About this exercise >> Using the listing, copy each whole line that features "icon".
=== Begin Enclosure ===
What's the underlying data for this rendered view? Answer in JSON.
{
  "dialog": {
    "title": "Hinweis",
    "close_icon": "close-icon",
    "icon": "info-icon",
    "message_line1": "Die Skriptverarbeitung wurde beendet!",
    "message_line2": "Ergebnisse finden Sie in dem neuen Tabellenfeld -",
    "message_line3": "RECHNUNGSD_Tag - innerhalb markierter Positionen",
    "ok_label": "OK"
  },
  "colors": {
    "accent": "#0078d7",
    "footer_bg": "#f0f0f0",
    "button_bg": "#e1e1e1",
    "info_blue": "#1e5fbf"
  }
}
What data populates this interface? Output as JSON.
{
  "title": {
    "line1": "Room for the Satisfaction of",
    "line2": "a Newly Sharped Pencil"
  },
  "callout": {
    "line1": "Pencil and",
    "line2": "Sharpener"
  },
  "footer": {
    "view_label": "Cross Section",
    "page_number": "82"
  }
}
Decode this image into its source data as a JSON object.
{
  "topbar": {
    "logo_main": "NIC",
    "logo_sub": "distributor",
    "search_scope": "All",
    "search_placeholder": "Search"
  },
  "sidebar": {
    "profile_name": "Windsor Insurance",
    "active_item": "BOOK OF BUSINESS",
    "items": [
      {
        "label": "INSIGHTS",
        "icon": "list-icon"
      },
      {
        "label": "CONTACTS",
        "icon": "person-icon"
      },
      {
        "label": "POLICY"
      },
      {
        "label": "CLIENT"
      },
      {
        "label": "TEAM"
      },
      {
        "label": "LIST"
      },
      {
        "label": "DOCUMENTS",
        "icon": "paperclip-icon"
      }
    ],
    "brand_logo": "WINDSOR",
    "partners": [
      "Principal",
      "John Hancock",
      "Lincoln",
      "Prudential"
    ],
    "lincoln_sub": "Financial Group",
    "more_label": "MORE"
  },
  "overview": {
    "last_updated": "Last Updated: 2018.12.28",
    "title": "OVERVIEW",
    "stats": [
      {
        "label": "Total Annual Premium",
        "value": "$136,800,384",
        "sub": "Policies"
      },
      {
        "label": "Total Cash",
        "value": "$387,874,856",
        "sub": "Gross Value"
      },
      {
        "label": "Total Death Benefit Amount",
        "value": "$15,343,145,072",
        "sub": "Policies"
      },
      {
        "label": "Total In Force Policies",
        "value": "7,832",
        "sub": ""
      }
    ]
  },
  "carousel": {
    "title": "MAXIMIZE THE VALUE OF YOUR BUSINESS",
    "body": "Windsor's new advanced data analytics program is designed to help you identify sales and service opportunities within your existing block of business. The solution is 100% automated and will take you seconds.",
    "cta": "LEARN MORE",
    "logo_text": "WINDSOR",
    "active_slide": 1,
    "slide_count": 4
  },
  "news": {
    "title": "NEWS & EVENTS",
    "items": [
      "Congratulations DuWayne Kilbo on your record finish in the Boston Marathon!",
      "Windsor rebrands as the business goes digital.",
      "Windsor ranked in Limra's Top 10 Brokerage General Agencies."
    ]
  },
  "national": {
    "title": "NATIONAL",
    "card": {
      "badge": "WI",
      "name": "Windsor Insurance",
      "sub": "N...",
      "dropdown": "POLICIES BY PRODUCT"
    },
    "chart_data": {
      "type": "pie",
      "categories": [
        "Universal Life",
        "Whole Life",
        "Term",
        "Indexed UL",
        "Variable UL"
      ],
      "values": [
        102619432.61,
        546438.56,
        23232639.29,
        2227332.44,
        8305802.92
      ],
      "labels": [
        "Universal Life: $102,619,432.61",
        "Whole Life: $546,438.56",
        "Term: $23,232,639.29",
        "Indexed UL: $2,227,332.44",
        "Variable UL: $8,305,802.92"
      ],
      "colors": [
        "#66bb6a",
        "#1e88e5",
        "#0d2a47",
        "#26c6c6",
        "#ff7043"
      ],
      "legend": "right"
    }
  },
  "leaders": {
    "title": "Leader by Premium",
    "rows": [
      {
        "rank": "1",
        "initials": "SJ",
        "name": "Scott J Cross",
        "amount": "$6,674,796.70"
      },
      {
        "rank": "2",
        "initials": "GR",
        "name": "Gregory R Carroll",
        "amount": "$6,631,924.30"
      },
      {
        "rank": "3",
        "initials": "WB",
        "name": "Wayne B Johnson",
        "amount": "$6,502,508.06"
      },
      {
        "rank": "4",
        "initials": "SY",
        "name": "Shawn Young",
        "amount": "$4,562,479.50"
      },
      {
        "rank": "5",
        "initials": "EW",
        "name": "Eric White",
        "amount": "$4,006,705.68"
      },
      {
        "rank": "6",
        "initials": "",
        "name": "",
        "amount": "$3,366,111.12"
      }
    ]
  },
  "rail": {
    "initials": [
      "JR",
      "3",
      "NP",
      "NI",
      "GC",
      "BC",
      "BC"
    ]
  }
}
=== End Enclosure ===
Task output >>
    "close_icon": "close-icon",
    "icon": "info-icon",
        "icon": "list-icon"
        "icon": "person-icon"
        "icon": "paperclip-icon"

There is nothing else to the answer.